There are efforts in place to retain and increase the number of Indigenous health care providers, but most are still in the development stage. Furthermore, not all health care professionals are required to take cultural competency training.
The Call to Action:
We call upon all levels of government to:
i. Increase the number of Aboriginal professionals working in the health care field.
ii. Ensure the retention of Aboriginal health care providers in Aboriginal communities.
iii. Provide cultural competency training for all health care professionals.
There are efforts in place to retain and increase the number of Indigenous health care providers, but most are still in the development stage.

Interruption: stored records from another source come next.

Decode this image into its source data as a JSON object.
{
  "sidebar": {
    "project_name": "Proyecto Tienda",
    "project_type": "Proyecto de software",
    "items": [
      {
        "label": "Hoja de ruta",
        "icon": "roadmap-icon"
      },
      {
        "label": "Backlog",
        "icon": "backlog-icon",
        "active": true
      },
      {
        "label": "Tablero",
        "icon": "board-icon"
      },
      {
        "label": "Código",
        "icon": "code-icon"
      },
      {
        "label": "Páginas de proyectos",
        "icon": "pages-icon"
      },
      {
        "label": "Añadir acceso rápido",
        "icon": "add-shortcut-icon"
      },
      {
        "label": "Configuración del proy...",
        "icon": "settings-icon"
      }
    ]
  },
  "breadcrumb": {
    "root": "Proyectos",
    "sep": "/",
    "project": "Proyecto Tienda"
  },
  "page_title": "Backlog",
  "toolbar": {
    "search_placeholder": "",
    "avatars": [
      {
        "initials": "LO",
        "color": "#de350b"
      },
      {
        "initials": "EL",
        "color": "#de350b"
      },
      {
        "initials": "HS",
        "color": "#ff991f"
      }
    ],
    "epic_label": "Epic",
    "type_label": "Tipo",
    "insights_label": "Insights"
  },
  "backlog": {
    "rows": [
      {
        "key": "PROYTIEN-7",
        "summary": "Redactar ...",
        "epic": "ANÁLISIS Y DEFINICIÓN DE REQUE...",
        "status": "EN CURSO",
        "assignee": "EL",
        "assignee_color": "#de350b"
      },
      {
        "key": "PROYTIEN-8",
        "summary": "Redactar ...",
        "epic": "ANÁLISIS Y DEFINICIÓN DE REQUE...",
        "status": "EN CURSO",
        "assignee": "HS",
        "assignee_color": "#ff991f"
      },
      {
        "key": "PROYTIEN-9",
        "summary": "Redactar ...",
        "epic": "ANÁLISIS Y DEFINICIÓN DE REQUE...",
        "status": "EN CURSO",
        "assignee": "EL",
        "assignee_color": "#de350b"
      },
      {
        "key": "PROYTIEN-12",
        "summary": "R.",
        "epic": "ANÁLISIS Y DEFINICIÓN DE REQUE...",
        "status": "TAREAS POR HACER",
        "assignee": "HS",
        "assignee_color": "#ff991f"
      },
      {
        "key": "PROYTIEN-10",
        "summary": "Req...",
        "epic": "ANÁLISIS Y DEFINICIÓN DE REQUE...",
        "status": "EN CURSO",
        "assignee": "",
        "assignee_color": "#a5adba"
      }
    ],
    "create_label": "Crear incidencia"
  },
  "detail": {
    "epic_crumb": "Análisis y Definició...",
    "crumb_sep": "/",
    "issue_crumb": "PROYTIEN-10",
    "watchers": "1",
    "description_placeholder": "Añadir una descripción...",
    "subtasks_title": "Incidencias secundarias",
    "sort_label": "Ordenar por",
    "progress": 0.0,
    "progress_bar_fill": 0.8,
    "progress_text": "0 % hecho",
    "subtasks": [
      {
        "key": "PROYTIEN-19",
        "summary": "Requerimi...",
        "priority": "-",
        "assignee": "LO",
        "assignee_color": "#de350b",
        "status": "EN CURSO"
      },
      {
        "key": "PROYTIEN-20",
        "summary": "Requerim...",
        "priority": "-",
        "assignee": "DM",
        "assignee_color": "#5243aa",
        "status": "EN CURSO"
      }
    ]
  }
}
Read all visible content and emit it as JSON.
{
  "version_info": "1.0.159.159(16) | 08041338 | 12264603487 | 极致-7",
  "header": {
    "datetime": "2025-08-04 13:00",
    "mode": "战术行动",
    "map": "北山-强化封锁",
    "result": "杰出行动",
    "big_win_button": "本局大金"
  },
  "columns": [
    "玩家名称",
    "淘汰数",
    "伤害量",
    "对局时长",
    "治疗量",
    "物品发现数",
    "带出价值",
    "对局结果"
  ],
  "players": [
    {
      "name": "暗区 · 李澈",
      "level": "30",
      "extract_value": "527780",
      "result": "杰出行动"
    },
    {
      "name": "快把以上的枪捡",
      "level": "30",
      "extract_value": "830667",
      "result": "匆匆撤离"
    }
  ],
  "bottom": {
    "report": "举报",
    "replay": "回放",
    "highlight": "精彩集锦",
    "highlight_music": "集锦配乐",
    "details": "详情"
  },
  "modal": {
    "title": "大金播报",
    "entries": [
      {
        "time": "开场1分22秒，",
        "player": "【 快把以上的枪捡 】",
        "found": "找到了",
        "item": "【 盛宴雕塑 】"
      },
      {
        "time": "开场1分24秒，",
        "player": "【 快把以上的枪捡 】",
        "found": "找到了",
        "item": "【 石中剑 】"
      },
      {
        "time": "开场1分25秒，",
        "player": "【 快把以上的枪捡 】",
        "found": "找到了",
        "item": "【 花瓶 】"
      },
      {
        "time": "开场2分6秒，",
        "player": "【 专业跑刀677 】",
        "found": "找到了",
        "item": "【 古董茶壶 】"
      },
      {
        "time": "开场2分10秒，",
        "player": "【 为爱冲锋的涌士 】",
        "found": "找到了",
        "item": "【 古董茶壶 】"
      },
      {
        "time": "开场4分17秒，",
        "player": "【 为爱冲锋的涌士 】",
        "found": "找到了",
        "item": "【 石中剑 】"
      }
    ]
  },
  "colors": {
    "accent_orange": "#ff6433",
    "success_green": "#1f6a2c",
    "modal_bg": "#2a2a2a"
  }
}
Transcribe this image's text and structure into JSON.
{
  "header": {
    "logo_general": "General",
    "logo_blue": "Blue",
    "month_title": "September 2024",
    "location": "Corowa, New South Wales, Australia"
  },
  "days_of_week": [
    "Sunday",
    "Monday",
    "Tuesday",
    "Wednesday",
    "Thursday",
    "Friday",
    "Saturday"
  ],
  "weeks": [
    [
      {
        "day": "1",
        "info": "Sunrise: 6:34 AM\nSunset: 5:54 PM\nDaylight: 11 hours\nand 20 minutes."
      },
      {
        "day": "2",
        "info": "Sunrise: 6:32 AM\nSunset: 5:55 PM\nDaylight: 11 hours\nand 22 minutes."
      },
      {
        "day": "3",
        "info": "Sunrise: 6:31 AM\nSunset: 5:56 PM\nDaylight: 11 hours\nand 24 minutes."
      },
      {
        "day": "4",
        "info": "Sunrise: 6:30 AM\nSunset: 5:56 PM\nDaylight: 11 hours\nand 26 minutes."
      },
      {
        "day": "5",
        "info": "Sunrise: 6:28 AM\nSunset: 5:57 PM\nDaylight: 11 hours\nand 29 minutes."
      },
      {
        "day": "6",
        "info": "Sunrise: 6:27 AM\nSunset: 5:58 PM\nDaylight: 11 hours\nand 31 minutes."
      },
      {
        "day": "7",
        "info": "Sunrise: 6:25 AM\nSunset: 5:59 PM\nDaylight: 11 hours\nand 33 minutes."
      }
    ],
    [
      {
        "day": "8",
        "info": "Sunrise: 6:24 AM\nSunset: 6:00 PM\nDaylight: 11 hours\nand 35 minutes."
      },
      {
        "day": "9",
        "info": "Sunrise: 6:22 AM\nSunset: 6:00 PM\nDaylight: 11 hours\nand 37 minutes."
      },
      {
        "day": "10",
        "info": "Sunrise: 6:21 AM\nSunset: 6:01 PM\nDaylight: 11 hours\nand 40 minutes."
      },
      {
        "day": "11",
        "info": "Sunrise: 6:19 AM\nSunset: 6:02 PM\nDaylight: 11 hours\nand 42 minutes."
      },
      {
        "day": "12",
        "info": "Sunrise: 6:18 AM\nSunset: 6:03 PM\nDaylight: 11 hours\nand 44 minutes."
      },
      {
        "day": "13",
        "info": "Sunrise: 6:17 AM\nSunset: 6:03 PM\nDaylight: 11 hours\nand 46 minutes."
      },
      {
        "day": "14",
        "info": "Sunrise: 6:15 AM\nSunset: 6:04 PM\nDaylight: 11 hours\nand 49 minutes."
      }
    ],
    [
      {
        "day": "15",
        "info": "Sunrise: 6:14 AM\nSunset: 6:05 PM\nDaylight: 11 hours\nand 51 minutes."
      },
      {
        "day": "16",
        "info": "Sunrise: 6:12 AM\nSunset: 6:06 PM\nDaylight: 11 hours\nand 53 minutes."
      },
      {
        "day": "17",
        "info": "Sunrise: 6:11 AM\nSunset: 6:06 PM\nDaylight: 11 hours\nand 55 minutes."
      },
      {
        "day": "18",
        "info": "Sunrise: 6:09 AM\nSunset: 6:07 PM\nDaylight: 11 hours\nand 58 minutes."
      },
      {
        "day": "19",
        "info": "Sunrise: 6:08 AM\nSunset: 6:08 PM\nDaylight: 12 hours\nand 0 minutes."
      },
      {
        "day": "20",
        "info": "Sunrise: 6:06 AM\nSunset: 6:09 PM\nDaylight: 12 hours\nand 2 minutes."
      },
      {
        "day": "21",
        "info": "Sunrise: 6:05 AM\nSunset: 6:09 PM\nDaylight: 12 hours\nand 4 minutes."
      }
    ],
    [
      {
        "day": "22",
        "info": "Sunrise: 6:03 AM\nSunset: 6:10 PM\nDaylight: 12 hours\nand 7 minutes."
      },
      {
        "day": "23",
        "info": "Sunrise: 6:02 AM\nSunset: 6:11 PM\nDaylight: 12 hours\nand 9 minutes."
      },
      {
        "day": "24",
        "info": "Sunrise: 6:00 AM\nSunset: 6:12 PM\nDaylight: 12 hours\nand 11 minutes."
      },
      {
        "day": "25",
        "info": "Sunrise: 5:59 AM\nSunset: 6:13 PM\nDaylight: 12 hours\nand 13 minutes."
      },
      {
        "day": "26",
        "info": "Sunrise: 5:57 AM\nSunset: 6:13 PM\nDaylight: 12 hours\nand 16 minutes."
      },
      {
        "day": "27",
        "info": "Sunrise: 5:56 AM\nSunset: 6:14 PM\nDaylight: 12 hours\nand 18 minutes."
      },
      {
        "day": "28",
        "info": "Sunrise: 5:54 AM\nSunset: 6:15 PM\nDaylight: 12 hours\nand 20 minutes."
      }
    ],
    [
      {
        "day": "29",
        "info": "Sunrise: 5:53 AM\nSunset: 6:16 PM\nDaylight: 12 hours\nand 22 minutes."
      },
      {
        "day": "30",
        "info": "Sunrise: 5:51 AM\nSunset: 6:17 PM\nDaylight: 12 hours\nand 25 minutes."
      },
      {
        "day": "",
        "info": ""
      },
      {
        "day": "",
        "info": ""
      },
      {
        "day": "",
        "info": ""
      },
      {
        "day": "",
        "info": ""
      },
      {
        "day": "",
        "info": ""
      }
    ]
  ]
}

Furthermore, not all health care professionals are required to take cultural competency training.
In June 2021, the Canadian Nurses Association released a Declaration Against Anti-Indigenous Racism in Nursing and Health Care. The declaration states that they “will create and sustain cultures of understanding, belonging, and inclusivity in our workplaces, profession, and communities.”
The declaration also commits to adopting Joyce’s Principle, which “requires the recognition and respect of Indigenous Peoples’ traditional and living knowledge in all aspects of health” and “provide mandatory, system-wide anti-racism and anti oppression education for staff, volunteers and boards of directors in our organizations.”
The Declaration was created by leaders of the Canadian Nurses Association, the Canadian Federation of Nurses Unions, Canadian Nursing Students Association, and Nurse Practitioner Association of Canada, with input from the Canadian Indigenous Nurses Association.
The associations met in November 2021 for the first National Summit on Racism in Nursing and Health Care in Canada.
The second National Summit on Racism in Nursing and Health Care in Canada is scheduled for November 2022.
In February 2021, The Canadian Association of Schools of Nursing (CASN), in partnership with the Canadian Indigenous Nurses Association (CINA), announced the Creation and Launch of an Annual Indigenous Nursing Student and Faculty Survey. The goal is to “collect and disseminate high quality, longitudinal evidence that would allow the recruitment and retention of Indigenous nursing students and faculty to be assessed and monitored across the country.”
The project is funded by Indigenous Services Canada.
In January 2021, the federal government committed $4 million to a National Consortium for Indigenous Medical Education. The consortium was created by Indigenous physicians working with health care organizations. One of its goals is to support the recruitment and retention of Indigenous physicians and medical faculty.
In the 2021 federal budget, the government committed $107.1 million over three years, beginning in 2021-22, to “continue efforts to transform how health care services are designed and delivered by First Nations communities.”
It did not, however, specify how health care services would be delivered by First Nations communities.
In October 2020, The Canadian Indigenous Nurses Association (CINA) and Canadian Nurses Association emphasized the need for a mandatory cultural competency and humility training program for health-care professions after the dearth of Joyce Echaquan, a 37-year-old woman from the Atikamekw community of Manawan, Que.
Health Canada also cited the efforts of the Aboriginal Health Human Resources Initiative (AHHRI). In a statement to CBC News, a Health Canada spokesperson wrote the AHHRI “aims to increase the number of Indigenous people entering health careers. It also provides training to community-based workers and health managers delivering health services in First Nations and Inuit communities.”
Through the AHHRI, Health Canada states it also “provides $3 million annually to an Indigenous Human Resources Bursary Program through Indspire, to support Indigenous students with bursaries and scholarships.”
This funding is not new, however, and has not increased under the Liberal federal government. It is also only available to those who apply and qualify for it.
In May 2019, the Association of Faculties of Medicine of Canada adopted a Joint Commitment to Action on Indigenous Health to address Calls to Action #23 and #24. The plan features 10 targets, with its strongest focus on recruiting more Indigenous students into medical school.
In October 2017, in response to Call to Action #23, the Royal College of Physicians and Surgeons of Canada approved a recommendation from the Royal College Indigenous Health Advisory Committee (IHAC) that “Indigenous Health become a mandatory component of residency education, meaning curriculum, assessment and accreditation throughout medical training would address the health inequities and racism faced by Indigenous Peoples,” according to a Summary Table of Royal College Projects and their contributions to TRC Calls to Action.
It also revised its Indigenous Health Values and Principles Statement (first released in July 2013).
The Royal College’s Indigenous Health Committee, an independent body that comprises Indigenous physicians, scholars and other health care professionals, led the development of the revised Indigenous Health Values and Principles Statement and an Indigenous Health Primer, both released in 2019.
Regarding cultural competency training, Health Canada told CBC News it now includes “cultural competency training in its onboarding program for new registered nurses and nurse practitioners employed by its First Nations and Inuit Health Branch.”
But Health Canada said that it cannot mandate that other health care providers offer cultural competency training to their employees.
The Provincial Health Services Authority of British Columbia offers San’yas Indigenous Cultural Safety Training online. The program has also been adapted for Manitoba and Ontario workers.